Meanwhile, since the M Ocean View is basically the only Muni line that already has substantial portions running on its own right of way (down the center of 19th Avenue, for example, as pictured in the lead image), on flat, level ground, it is the last place to spend money on a subway. How about a subway or other right of way upgrades for the N Judah, L Taraval, T Third, or K Ingleside on Ocean Avenue, or someplace that doesn’t have any rail service at all, such as Geary and the Richmond District?
As Streetsblog has pointed out previously, if the city really wants to speed up the M Ocean View and make it more reliable, they know how to do it: add crossing gates and give the line pre-emption over car traffic. This is standard in other cities with rail. Take the San Diego trolley, seen below, which is far more reliable than Muni, thanks to crossing gates on the vast majority of its track.
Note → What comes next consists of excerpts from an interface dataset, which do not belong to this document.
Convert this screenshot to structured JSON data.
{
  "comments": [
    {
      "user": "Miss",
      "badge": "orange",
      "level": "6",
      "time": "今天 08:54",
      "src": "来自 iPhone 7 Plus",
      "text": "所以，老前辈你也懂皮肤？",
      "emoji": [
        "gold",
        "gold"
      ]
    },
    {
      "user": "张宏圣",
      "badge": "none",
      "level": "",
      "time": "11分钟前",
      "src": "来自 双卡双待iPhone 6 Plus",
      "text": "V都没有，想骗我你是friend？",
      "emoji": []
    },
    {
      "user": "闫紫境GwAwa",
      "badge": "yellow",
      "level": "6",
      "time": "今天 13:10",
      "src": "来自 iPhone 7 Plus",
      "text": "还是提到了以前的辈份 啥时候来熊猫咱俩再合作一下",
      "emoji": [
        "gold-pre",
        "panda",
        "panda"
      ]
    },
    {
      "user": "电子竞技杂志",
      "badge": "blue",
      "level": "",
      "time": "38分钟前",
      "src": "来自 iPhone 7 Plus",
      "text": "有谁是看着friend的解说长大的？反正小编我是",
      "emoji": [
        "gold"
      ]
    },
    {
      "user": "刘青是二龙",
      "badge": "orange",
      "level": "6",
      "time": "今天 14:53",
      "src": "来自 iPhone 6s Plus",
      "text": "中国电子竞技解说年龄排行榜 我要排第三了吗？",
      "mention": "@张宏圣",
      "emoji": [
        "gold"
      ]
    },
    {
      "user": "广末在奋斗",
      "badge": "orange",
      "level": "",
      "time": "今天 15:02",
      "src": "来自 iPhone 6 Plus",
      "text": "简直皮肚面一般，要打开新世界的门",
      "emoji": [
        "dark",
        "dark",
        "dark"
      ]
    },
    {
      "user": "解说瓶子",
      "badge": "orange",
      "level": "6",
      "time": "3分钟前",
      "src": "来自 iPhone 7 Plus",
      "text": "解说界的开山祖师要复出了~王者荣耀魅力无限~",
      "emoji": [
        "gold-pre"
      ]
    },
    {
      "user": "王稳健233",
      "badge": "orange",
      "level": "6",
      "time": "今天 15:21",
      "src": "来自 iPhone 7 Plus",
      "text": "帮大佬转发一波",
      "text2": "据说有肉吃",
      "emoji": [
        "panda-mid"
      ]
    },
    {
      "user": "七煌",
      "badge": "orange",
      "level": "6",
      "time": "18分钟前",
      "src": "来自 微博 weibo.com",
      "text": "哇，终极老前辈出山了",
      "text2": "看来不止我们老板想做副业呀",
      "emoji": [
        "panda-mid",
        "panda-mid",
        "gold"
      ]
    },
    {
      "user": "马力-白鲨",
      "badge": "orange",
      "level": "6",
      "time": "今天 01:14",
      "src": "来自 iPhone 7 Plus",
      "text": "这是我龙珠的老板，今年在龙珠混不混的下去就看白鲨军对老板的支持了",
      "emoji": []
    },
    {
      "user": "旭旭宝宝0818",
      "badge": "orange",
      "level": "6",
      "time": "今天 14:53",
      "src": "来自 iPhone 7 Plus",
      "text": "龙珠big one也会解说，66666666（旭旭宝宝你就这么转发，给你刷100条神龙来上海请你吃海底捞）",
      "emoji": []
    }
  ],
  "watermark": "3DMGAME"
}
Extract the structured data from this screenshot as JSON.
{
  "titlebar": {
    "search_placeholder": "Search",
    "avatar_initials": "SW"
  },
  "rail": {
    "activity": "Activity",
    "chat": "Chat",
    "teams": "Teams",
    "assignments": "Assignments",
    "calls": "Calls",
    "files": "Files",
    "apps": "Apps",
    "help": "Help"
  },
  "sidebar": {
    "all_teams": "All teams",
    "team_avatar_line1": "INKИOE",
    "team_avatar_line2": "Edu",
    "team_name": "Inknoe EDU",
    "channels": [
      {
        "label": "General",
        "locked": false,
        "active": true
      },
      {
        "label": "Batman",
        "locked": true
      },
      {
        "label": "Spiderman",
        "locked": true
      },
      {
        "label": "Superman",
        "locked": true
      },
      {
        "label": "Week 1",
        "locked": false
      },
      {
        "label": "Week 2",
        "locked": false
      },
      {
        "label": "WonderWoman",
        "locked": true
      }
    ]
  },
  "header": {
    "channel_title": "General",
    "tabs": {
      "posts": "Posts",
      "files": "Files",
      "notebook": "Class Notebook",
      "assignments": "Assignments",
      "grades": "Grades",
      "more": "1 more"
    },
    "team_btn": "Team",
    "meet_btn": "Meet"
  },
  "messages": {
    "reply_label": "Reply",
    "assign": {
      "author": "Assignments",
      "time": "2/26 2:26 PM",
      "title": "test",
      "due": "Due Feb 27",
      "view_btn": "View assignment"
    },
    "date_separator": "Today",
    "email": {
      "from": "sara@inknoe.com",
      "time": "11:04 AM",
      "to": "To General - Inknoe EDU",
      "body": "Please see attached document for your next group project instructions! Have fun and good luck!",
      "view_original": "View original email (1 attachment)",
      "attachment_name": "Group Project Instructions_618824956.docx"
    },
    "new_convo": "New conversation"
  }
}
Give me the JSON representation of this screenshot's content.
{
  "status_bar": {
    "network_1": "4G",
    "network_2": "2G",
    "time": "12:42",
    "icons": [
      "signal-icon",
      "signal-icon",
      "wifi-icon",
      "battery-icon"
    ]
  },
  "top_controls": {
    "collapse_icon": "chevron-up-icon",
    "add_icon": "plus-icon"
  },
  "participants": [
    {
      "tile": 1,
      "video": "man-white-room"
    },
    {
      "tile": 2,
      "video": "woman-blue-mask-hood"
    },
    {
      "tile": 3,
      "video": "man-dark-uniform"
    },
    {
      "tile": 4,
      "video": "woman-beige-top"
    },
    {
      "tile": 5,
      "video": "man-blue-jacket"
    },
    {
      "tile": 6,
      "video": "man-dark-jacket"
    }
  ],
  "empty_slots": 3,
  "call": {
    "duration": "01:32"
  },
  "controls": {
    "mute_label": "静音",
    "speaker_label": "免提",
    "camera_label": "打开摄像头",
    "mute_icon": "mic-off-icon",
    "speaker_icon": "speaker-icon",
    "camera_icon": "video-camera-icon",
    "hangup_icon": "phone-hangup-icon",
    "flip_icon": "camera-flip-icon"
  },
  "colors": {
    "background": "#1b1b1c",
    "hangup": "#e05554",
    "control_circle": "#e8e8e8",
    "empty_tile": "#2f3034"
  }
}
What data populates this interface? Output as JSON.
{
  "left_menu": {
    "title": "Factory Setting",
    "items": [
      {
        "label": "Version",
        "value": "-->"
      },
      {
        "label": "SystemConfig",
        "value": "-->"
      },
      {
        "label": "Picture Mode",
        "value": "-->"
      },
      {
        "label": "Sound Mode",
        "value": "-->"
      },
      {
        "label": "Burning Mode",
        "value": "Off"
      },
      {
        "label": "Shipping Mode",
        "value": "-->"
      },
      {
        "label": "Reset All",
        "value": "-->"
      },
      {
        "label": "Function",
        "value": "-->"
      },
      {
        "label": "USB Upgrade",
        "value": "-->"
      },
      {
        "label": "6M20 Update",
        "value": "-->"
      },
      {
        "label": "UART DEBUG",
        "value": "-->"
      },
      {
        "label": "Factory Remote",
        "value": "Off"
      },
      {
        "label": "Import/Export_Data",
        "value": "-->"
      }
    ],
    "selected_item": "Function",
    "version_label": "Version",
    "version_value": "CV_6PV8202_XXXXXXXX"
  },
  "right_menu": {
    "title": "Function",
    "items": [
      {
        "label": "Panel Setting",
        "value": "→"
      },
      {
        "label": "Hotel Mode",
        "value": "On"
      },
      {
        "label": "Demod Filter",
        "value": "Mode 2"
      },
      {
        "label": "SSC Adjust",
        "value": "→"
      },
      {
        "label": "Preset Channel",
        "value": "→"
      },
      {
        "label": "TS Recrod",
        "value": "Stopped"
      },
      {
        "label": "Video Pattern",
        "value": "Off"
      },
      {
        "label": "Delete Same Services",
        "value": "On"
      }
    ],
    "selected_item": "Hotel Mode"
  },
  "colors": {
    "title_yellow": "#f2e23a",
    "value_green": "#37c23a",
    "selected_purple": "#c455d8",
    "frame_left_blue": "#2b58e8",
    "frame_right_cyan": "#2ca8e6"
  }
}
There is, of course, one part of the M Ocean View line with sufficient density to start to justify a subway–and that’s Park Merced, which was always the driver for this project. But Park Merced is also close to BART, which is much faster and has higher capacity than the M Ocean View could ever have, even in a subway tunnel. If the point is to serve Park Merced, why not consider a spur that branches off from BART’s line between Balboa and Daly City at Alemany Boulevard and then use the trench of Brotherhood Way to reach Park Merced? Since it’s already below grade, no subway tunnels would be required, and only a few short sections of aerial track are needed to connect to the existing BART right of way.
With a BART connection, Park Merced residents would get a much faster and more reliable, higher-capacity train to downtown San Francisco (and beyond) for a fraction of the cost of putting the M Ocean View underground. David, meanwhile, just wants to see efficient transit moving lots of people to and from denser housing. “I’m agnostic on how we accomplish that. The subway doesn’t have to be dug. If we can use other methods, cool – let’s go for that”
If Yee is still determined to improve the M Ocean View, forget subways: let’s start with something simple, such as removing the turning pockets at the Stonestown Galleria, which forces trains full of hundreds of people to sit behind left-turning cars waiting to enter a shopping mall. That would cost less than the subway study did, and would actually improve the commutes of thousands of Yee’s constituents.